◆ Required action: Within the records below, how many lines hold the word "Stray"? Only the number should be returned.

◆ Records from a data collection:
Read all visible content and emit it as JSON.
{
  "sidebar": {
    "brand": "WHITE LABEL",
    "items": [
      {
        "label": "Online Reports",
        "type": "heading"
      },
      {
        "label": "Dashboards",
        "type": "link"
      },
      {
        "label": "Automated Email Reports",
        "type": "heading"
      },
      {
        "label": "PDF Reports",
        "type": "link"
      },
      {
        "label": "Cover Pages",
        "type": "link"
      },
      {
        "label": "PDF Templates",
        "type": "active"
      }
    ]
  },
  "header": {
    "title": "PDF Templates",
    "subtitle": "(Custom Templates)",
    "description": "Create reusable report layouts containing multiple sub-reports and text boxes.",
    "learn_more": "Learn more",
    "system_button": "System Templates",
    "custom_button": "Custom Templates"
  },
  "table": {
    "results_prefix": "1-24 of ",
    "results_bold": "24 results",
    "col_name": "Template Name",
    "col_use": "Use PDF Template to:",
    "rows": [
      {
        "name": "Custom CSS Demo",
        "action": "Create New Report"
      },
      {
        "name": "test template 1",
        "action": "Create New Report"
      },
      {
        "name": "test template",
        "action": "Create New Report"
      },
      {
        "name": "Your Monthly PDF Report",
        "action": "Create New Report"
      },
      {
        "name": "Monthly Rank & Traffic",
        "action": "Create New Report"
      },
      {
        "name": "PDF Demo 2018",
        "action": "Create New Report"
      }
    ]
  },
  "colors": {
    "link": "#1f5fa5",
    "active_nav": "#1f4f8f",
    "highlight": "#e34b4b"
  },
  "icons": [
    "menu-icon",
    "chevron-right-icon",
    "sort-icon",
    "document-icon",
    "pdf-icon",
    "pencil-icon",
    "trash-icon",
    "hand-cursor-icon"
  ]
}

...

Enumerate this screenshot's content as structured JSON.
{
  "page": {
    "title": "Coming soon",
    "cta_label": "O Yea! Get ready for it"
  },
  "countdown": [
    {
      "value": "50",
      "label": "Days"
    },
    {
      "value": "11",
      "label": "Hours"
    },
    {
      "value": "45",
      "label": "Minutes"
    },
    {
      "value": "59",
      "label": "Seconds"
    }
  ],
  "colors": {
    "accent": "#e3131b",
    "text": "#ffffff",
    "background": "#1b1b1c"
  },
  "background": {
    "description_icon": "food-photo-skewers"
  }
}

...

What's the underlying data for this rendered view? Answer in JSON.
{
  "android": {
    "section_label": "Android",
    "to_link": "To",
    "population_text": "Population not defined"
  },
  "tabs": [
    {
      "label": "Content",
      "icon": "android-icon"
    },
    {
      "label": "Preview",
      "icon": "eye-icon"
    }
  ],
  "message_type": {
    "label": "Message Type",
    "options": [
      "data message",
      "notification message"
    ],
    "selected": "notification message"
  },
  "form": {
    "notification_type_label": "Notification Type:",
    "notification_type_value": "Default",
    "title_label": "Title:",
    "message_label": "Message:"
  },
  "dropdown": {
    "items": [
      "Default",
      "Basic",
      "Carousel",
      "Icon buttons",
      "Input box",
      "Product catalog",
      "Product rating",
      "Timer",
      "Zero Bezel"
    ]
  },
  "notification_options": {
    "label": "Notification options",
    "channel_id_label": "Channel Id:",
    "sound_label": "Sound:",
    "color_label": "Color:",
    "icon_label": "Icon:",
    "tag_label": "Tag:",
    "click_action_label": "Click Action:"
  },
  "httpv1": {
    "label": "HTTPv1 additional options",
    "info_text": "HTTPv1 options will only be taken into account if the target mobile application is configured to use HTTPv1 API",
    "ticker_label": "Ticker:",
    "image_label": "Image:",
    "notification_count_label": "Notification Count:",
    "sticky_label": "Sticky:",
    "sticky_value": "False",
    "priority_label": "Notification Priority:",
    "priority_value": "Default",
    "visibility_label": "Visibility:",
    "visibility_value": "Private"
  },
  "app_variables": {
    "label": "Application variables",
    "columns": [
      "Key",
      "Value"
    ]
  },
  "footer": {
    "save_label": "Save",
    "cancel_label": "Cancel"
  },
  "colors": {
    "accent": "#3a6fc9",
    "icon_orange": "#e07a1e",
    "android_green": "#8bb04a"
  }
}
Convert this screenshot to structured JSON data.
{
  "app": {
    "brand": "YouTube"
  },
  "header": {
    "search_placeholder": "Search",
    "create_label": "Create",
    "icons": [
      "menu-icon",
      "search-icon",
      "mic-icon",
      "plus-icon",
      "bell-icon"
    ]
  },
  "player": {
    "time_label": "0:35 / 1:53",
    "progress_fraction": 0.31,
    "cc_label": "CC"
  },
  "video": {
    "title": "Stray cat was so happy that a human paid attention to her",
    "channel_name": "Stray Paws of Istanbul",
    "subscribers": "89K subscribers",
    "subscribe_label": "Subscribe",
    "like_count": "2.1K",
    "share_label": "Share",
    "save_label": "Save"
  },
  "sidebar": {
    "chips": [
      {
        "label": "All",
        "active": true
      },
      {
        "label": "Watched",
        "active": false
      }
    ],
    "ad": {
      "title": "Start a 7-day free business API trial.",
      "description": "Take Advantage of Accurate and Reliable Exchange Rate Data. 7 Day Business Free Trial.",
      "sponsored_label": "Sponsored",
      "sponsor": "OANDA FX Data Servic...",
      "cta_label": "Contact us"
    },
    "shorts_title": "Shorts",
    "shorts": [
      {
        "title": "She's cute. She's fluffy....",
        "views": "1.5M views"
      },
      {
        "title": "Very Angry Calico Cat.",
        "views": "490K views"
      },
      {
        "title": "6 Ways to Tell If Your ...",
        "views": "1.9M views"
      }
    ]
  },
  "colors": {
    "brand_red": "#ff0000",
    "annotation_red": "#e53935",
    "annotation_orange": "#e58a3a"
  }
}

◆ Output: 2